“We must both, I’m afraid, recognize that, as we grow older, we become like old cars — more and more repairs and replacements are necessary” (C. S. Lewis).
AS OUR BODIES BECOME DILAPIDATED, WE’RE REMINDED THAT REPAIRS ARE A FACT OF LIFE. We spend what seems like an inordinate amount of time fixing things, and we probably wish we could spend that time in more productive pursuits, but in the real world, repairs are unavoidable. We have to take time for maintenance.
The reason repairs are necessary is that everything tends to degrade. Over time, everything falls into “disrepair.” And this is no less true of intangible things than it is of those that are physical. Left to themselves, things don’t get better — they degrade. It’s true of houses. It’s true of appliances. It’s true of everything in the world.
Note, however, that we don’t have to actually damage something in order for it to become dilapidated. Things degrade all by themselves. If we simply do nothing, we’ll still find that repairs have to be made. In fact, it’s doing nothing that usually increases the need for repairs. When we neglect something and it starts to fall apart, rather than make the small repair promptly, we put it off. And eventually, the fix is much more drastic and costly than it should have been.
It was Samuel Johnson who said, “A man, sir, should keep his friendships in constant repair.” He was right. Whatever physical possessions we have that require maintenance, our relationships are even more important to tend to — and just as our physical “stuff” needs occasional fixing, so do our relationships. None of us has any relationship that doesn’t have to be repaired from time to time. And the closer and more intimate the relationship, the more we should value it enough to fix it when it needs fixing. Repairs are a big part of love.
Unfortunately, some damage can never be fully repaired. But when we’ve harmed others — even by neglect — we should want to make whatever repairs we can. If there is any compensation we can make, we should be eager to make it. In the end, our conscience needs to know we left nothing undone to repair the damage we caused.

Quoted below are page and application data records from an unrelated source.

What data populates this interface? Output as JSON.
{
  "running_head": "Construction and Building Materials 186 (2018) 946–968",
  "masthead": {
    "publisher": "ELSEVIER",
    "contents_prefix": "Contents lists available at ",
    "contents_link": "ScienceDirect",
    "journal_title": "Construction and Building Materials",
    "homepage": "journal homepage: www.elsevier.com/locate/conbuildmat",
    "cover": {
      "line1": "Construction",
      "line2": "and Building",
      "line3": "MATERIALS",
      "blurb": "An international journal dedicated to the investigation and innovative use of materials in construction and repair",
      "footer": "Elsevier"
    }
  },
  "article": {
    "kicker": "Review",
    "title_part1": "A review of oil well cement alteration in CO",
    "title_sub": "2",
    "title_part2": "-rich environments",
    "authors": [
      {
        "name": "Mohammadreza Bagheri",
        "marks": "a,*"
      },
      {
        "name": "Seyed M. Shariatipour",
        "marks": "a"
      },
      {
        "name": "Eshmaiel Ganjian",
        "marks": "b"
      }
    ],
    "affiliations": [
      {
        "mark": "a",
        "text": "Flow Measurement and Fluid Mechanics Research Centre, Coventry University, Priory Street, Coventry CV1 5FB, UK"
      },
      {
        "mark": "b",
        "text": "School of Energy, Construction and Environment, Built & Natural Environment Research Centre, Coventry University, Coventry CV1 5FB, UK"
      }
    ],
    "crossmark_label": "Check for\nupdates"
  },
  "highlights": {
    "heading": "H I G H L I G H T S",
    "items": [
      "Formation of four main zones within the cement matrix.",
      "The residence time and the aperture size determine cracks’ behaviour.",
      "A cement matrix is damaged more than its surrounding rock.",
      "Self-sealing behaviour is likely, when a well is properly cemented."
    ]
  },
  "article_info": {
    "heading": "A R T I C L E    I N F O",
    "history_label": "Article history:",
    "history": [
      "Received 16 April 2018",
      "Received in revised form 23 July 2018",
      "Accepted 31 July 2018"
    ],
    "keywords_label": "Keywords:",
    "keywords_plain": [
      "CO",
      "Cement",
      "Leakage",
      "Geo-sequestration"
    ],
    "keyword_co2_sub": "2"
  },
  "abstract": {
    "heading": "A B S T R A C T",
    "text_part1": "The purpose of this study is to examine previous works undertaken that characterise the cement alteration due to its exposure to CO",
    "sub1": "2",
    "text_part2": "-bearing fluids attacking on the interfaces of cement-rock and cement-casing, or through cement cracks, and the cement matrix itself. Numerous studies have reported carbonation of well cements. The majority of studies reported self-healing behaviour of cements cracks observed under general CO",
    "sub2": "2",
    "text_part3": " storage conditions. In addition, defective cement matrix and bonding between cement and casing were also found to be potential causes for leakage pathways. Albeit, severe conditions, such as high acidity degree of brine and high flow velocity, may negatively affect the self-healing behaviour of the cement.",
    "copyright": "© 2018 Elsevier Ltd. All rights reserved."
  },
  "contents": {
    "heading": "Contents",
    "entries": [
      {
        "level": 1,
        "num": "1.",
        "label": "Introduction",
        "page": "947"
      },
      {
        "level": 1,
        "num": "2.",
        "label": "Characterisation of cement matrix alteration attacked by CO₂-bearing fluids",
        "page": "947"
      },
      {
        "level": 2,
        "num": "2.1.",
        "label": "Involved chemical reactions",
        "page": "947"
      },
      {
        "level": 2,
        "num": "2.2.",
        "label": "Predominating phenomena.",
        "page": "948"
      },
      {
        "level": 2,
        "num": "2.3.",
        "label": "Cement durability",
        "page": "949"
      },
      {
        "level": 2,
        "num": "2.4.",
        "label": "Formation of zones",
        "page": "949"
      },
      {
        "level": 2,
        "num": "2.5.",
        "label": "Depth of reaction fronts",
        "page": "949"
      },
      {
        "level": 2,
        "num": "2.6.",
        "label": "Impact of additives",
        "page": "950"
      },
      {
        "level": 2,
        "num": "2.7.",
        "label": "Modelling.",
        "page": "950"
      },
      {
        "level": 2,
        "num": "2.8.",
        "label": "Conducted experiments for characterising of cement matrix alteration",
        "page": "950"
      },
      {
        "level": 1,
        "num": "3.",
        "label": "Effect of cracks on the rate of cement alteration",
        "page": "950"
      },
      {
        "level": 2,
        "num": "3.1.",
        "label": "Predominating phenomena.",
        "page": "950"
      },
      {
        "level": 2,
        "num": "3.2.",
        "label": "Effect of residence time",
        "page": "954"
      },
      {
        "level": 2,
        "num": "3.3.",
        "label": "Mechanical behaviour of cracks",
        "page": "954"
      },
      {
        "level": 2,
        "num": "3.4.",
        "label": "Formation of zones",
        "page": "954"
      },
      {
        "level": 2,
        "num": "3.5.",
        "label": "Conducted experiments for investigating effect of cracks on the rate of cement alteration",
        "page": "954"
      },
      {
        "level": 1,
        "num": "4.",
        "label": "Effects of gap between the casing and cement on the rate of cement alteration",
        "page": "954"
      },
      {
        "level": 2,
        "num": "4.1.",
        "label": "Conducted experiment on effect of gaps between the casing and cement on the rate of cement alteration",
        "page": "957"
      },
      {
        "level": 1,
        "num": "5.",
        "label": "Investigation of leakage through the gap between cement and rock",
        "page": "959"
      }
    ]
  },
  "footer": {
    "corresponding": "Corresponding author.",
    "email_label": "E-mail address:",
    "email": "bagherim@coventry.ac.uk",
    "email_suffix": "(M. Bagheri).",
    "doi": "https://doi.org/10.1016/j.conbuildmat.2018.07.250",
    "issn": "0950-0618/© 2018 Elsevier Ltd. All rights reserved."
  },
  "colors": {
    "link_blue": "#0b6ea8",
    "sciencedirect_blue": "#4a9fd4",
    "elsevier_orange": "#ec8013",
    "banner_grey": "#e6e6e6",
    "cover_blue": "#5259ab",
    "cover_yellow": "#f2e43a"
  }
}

“Fill up that which our lives have left behind. Undo that which we have done amiss. Repair the places we have wasted, bind the hearts we have wounded. Dry the eyes which we have flooded. Make the evil we have done work for good, so that we ourselves would not know it” (Anonymous “Prayer for the Past”).